## TASK PROMPT
Return each line of the records below that contains the word "heading".

## SUPPLIED MATERIAL
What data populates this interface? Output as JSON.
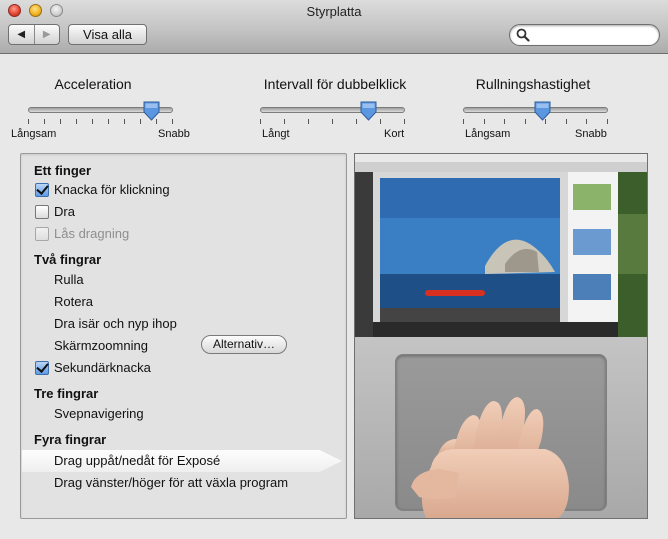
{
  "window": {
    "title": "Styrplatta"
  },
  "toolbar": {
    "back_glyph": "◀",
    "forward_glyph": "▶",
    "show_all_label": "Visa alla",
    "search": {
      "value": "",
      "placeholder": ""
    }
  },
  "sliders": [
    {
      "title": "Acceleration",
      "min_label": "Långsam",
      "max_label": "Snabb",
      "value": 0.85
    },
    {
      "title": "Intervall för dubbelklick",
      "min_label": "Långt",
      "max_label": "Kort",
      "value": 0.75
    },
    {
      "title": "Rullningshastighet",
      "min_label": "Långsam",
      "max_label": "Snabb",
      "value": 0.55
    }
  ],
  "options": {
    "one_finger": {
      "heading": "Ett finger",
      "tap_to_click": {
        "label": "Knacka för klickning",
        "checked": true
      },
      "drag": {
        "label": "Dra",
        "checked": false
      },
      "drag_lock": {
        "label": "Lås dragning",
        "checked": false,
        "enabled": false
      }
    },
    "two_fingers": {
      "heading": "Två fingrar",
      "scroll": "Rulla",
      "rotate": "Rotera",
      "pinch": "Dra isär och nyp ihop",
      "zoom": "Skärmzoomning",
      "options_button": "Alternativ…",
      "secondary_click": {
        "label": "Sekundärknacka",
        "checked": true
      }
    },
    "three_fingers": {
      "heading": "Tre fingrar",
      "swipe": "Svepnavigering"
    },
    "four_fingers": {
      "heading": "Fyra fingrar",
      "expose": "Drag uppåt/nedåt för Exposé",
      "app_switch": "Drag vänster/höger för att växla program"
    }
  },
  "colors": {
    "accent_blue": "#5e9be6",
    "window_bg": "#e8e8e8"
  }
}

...

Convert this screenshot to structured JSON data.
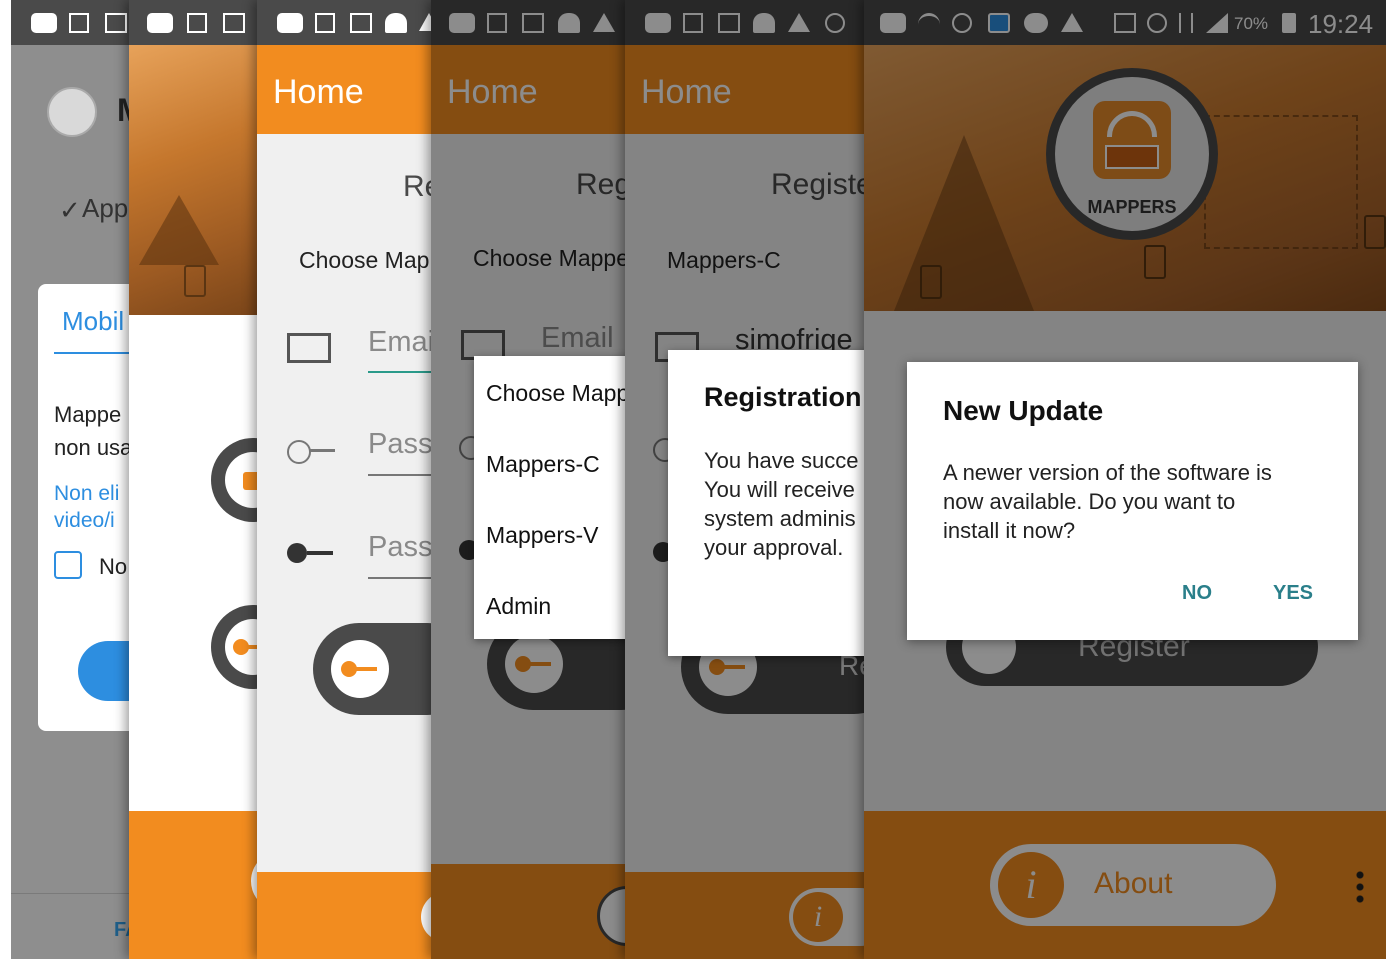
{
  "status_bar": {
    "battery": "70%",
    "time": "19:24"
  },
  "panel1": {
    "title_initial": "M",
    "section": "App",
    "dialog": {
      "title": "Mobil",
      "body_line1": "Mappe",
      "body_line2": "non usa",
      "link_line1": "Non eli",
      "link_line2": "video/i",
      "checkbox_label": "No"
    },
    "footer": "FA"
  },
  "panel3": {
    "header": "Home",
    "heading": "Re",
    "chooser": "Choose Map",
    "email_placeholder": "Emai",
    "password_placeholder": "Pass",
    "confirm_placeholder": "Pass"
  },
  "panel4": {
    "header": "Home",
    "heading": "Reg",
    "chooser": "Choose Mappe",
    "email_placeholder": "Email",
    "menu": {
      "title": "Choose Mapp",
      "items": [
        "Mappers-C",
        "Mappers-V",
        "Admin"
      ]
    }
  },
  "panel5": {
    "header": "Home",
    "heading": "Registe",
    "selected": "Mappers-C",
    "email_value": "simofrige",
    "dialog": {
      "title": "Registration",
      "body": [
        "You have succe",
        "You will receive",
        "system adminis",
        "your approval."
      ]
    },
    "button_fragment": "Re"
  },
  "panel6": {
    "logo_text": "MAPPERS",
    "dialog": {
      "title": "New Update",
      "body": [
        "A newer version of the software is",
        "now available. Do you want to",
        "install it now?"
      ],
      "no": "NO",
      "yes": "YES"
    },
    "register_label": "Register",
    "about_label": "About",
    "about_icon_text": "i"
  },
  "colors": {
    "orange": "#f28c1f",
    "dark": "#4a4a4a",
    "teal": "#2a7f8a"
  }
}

## THE ANSWER
      "heading": "Ett finger",
      "heading": "Två fingrar",
      "heading": "Tre fingrar",
      "heading": "Fyra fingrar",
    "heading": "Re",
    "heading": "Reg",
    "heading": "Registe",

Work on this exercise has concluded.